Prompt: Scan the entries for the word "click" and report how many lines contain it, as a number with no other words.

Records for the exercise:
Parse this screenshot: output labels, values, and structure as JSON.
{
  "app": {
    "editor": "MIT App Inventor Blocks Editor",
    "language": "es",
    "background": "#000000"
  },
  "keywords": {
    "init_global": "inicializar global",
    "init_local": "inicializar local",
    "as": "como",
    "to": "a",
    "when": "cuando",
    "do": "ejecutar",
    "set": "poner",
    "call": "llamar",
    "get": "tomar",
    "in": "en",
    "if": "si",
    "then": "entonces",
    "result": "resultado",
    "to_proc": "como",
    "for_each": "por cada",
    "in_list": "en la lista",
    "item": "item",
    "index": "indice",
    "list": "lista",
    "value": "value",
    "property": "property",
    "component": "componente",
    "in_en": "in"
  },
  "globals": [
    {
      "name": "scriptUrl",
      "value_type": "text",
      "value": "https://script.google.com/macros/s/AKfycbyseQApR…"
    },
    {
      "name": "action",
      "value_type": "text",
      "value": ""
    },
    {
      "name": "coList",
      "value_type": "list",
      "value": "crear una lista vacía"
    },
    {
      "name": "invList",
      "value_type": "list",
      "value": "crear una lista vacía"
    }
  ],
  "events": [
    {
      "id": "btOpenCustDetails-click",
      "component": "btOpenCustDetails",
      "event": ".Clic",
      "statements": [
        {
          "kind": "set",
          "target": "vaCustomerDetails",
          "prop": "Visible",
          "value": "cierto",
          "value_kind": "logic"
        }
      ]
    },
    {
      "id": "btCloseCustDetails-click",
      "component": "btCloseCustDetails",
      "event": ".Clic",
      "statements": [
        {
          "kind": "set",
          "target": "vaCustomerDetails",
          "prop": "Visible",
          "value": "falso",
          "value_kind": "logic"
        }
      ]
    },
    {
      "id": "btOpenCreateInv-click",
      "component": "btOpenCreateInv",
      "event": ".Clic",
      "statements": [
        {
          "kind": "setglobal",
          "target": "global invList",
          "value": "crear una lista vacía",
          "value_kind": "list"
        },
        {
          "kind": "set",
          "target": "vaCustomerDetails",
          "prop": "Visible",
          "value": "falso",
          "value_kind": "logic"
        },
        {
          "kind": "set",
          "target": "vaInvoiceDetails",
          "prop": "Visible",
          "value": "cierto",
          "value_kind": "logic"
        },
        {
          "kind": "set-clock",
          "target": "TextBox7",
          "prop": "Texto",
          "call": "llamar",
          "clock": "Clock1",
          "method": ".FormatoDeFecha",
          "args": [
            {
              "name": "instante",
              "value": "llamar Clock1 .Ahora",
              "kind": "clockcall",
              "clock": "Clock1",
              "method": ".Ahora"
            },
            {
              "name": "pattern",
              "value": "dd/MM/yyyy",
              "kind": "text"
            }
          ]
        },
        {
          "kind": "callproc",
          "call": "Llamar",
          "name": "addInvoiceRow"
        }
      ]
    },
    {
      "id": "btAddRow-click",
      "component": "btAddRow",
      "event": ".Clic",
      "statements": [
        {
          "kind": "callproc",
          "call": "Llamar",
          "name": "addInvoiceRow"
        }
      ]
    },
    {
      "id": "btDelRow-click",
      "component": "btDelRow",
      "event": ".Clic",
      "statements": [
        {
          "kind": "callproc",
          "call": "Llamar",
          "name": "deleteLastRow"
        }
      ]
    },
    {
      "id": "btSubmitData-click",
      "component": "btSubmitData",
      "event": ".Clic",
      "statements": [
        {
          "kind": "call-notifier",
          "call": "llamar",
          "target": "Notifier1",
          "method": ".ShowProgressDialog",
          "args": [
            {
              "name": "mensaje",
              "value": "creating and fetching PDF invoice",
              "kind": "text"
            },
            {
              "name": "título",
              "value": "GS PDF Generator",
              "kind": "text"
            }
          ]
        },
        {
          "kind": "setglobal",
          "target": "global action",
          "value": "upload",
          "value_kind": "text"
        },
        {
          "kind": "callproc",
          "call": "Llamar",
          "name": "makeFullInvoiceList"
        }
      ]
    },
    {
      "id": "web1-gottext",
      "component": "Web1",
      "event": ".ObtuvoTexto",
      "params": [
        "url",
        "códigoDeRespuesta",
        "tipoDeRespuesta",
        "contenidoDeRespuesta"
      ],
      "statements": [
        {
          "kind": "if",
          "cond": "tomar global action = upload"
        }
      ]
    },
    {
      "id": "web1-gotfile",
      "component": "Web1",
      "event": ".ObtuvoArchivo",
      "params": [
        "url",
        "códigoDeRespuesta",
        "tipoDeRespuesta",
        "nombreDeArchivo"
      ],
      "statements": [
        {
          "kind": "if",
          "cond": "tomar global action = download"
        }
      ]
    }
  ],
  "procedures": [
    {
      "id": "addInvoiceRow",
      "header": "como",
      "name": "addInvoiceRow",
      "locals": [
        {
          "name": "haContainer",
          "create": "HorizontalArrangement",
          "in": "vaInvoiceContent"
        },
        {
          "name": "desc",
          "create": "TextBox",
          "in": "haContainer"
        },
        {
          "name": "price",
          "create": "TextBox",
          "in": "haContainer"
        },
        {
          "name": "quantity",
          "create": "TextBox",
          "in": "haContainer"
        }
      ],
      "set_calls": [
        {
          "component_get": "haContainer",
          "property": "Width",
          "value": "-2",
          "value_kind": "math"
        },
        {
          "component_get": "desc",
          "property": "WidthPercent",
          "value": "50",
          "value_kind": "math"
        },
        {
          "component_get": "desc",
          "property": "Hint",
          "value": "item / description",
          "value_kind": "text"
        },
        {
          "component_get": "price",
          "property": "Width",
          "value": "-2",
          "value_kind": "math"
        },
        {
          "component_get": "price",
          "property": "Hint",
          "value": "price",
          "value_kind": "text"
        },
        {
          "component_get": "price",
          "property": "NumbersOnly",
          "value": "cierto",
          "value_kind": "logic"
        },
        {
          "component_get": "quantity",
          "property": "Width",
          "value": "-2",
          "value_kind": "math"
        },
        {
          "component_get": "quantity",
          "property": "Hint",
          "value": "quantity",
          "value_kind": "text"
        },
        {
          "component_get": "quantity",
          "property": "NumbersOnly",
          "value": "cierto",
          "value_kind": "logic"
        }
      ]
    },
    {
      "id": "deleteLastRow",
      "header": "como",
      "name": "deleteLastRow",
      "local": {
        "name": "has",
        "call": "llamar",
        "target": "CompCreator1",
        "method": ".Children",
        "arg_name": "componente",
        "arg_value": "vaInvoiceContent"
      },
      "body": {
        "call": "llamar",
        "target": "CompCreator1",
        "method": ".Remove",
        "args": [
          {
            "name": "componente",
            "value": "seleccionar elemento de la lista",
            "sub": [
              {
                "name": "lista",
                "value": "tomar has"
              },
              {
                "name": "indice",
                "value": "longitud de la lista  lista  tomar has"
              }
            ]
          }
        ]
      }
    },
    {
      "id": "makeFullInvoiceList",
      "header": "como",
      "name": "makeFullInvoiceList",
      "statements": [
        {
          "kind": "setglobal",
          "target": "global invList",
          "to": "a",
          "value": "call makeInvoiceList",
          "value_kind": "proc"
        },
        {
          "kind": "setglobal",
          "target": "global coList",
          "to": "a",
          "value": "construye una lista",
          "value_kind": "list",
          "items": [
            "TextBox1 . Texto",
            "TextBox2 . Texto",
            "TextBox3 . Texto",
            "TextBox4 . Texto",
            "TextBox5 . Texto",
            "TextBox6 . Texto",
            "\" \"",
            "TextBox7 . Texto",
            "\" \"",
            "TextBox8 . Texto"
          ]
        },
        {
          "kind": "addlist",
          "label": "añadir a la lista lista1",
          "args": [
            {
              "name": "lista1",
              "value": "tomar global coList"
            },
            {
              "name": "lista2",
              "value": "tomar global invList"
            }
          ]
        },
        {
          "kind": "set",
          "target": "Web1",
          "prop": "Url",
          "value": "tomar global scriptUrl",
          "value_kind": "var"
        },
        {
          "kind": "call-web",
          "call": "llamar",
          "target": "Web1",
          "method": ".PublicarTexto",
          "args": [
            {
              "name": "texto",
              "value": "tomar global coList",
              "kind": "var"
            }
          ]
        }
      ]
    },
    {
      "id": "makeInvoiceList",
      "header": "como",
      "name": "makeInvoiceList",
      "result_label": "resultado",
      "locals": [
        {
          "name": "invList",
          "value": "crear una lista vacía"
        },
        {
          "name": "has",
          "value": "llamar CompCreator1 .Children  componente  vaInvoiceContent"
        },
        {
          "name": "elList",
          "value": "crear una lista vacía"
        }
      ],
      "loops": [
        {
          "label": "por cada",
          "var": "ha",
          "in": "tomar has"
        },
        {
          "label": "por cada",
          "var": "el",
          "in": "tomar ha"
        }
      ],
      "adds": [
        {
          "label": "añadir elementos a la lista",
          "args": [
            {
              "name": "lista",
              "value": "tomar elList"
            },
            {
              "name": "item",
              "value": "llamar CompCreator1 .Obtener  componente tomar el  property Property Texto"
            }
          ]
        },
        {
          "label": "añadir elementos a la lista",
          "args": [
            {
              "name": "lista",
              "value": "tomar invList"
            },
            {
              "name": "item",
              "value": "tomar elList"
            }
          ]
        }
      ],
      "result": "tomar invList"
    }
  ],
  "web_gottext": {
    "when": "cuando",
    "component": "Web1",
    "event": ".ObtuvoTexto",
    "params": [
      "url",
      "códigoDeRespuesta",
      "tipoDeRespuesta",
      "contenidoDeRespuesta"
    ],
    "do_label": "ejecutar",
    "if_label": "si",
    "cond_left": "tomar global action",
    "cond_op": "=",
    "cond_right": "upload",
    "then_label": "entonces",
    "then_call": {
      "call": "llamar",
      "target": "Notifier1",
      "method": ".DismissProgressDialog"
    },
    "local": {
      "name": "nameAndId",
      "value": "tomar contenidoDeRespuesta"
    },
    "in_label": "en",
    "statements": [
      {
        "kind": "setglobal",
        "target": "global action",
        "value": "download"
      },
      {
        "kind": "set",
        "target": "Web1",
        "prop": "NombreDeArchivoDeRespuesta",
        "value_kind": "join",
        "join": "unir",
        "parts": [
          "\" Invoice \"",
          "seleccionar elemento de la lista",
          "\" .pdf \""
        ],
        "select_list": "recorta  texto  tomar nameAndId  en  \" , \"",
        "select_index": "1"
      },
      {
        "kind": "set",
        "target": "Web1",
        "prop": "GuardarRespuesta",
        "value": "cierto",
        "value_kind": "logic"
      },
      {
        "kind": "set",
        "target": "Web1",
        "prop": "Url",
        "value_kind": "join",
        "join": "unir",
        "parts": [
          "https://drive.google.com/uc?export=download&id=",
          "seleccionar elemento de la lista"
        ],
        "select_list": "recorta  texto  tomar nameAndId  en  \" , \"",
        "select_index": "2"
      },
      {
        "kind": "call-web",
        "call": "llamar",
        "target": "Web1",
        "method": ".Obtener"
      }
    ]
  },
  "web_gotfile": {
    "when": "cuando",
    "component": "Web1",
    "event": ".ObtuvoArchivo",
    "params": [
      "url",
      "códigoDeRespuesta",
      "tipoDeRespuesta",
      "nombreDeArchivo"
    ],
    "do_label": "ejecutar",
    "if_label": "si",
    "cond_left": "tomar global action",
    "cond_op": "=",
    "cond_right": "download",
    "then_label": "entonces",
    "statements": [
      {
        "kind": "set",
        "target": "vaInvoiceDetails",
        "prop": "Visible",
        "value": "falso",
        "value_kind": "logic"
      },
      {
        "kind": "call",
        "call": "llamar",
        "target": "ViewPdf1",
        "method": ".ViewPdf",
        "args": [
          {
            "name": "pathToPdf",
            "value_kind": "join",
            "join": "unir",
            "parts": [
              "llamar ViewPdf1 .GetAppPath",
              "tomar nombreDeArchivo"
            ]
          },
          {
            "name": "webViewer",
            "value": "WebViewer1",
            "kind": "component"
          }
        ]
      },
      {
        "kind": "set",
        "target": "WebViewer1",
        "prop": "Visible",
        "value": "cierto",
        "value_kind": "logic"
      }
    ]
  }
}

Result of this task: 6